We were directed to go directly to the hospital where they did a non-stress test, our charmer passed with flying colours and the echo was deemed either mechonium (baby’s first BM) or vernix (the top layer of skin of the baby, a protective coating over the baby to protect him/her from the fluid) and we were sent home.
On January 14th, after a sleepless night, I passed my mucous plug, and continued to do so all day. At 1:30am on January 15th, my water broke – 9 days early. My mother brought me in and my hubby met us there (he works nights) and mechonium was detected in the amniotic fluid. By 3:30, labour began and I was given pit to keep it up. At 7am, I had the epidural and was fully dilated by 4pm. The doctor noticed that the baby was face up and still high up, they hoped that he would turn as I pushed him out. During labour, the baby’s heart rate often disappeared and would dip, at times as low as 80bpm. The nurses insisted that the baby was just active and that when it dipped to 80, the monitor was just picking up MY heart rate by mistake.
The epidural took away the pain, but I still felt pressure, and it was immense. I guess it was b/c he was face up, but it was so intense that it hurt; I had a death-grip in the side of my bed and breathed my way through each contraction. After 2.5 hours of pushing, our charmer had still not descended and the doctor recommended a c-section, I agreed but felt like such a failure for not being able to push him out, and was so spent and exhausted that I knew that there was no way I could continue.
Once the baby was born, the doctor was shocked at how much mechonium was present. The paediatrician looked him over and the information from the labour and stated that our son, Jonah (or JJ as he called him) was in distress during labour, that the heart rate problems were actually his distress. Jonah was put in an incubator and was observed for a few hours. He was no longer in distress within minutes and they bathed him for his feedings. I asked the doctor if he could tell why Jonah had not descended and he said it was a combination of JJ’s size, his position (face up), and the size of my pelvis. There was no way he could have descended.

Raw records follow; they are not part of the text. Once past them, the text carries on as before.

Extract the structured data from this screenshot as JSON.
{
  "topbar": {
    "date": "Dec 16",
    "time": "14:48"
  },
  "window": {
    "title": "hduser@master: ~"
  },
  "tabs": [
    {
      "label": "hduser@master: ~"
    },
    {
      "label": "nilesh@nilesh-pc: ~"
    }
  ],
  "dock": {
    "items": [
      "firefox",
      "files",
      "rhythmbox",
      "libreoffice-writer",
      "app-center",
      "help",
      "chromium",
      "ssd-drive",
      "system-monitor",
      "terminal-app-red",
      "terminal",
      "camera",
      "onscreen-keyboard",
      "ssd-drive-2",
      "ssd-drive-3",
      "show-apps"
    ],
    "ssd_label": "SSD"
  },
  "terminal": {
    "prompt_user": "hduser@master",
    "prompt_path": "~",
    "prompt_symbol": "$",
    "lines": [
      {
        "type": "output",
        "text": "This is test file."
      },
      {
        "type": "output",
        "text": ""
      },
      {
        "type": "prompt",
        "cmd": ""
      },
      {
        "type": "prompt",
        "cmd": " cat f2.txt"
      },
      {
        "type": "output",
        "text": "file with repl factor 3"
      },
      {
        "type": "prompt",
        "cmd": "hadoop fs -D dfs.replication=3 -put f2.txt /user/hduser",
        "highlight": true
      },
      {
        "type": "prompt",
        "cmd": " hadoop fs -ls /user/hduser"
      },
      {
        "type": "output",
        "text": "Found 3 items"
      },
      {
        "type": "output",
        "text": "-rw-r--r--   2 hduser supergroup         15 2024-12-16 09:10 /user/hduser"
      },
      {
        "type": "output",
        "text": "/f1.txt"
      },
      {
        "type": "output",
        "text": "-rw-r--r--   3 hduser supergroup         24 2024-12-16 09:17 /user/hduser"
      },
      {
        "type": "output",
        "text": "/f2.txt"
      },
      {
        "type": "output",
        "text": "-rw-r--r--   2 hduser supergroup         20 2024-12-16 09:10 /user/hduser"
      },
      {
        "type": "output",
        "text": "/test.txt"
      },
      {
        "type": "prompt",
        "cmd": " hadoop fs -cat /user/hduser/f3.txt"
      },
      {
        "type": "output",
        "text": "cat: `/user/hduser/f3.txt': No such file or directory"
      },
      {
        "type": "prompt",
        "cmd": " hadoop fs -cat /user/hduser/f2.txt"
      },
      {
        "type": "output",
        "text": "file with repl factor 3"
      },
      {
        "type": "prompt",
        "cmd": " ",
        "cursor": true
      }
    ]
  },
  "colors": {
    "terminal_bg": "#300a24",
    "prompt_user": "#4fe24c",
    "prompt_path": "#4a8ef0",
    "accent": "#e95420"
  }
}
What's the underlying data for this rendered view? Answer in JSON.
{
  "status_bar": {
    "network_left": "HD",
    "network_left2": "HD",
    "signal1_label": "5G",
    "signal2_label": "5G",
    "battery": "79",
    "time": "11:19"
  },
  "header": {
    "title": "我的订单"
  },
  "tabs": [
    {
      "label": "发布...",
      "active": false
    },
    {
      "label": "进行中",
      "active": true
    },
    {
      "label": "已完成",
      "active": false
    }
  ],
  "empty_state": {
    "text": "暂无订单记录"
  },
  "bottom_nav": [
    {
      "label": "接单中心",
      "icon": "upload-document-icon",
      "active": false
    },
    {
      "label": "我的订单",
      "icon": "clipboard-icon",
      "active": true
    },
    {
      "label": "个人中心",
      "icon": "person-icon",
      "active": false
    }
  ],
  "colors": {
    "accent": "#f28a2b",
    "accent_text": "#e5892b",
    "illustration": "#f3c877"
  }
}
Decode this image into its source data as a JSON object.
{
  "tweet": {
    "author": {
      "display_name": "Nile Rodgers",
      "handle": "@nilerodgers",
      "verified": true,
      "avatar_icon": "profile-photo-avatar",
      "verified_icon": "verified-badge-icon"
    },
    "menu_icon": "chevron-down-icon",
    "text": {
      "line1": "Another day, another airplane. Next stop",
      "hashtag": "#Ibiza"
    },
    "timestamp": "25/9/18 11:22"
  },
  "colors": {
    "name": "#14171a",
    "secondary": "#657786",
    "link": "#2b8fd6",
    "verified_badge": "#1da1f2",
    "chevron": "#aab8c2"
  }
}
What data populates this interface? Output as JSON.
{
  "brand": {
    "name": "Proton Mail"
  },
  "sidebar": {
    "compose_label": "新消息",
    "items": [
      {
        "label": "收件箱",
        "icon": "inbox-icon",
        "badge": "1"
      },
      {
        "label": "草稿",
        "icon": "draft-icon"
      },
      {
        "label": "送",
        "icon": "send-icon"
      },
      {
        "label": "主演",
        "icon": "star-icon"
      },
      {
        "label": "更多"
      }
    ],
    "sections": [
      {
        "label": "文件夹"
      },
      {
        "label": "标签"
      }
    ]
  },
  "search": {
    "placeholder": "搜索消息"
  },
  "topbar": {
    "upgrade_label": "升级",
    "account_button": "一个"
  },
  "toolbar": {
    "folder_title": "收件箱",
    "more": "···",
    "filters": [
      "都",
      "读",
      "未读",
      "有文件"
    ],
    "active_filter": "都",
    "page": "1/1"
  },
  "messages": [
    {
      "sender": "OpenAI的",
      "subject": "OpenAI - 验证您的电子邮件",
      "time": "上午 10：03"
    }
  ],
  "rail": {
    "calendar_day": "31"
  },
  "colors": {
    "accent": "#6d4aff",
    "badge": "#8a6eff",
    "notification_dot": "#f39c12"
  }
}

Jonah is our little fighter and growing so fast. Parenthood is amazing and hard at the same time. I don’t know how I am getting by on so little sleep, but I am. The world is so different when you look at it from the eyes of a parent, and I can’t imagine how we lived without him in our lives. I missed pregnancy the moment he was born and I am already looking forward to our next baby. We just have to trust that everything will be ok, and to take it a day at a time, like we took the last one, like we are taking life as parents.
Being a parent is its own reward, and well worth the wait! Both of my hearts’ desires have now been granted to me, we are truly blessed!